“they suggested we replace ‘Original Sin’ with ‘Original Blessing’” - I like it!
So life didn’t really change after the Fall (except for the fact that humans would now unavoidably deserve damnation)? Adam and Eve would just go back to how things were last week. Most other humans around the world would have no idea they’d been infected with original sin.
But if God had let Adam and Eve eat from the Tree of Life … they would be as gods… It doesn’t sound like much of a FALL…
This “invention” of a Fall is not really a good description. It was an eviction.
Well I’d be curious to hear more about the eviction. Evicted from where?
No doubt Christian theology has created the Fall to be much more than the original authors intended. But still, the text does say that pain in child birth was greatly multiplied, farming got way harder, and women would henceforth be ruled by their husbands. Snakes didn’t fare well either.
That’s a particularly good point. I wonder if people who try to take some kind of concordist approach really believe that the fall of man and the loss of snake limbs literally occurred concurrently. It looks like the prevailing scientific theory (see interesting articles here and here) is that snakes lost their limbs when they became adept at burrowing, as far back as 150 mya. Or do they believe that the fall of man was real historical stuff while the loss of snake limbs part of the story was just Ancient Near Eastern folk etiology?
I find it helpful not to apply a rigid definition to “concordist” interpretations. Some concordist interpretations should treat the discussion of humanity AND snakes as equally figurative.
As to your comments about “The Fall” vs. “The Eviction”:
“Well I’d be curious to hear more about the eviction. Evicted from where? No doubt Christian theology has created the Fall to be much more than the original authors intended. But still, the text does say that pain in child birth was greatly multiplied, farming got way harder, and women would henceforth be ruled by their husbands. Snakes didn’t fare well either.”
A “Fall” is something that describes what humans did to themselves.
And “Eviction” is what God did to humanity.

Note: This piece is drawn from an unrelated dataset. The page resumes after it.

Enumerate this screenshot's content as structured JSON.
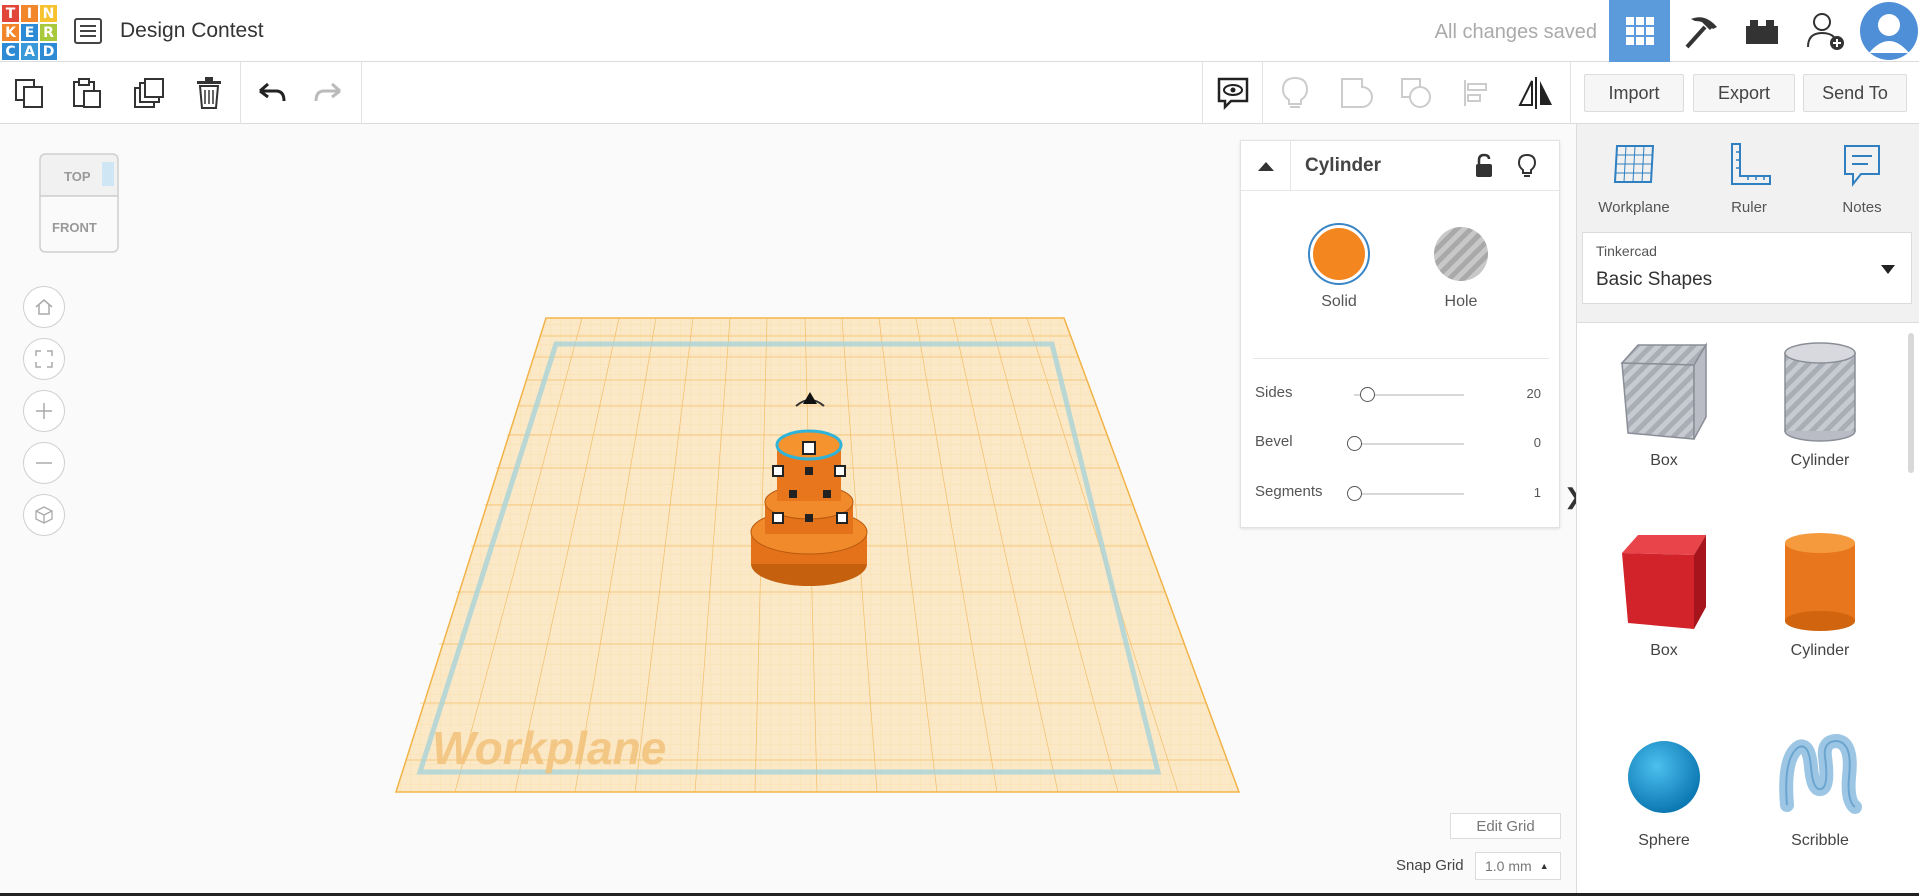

Genesis describes God saying what would happen if humanity STAYED in Eden … they would enjoy immortality.
That doesn’t sound like a FALL. It sounds like God PUNISHED humanity. A Fall would have made it IMPOSSIBLE for God to help humanity.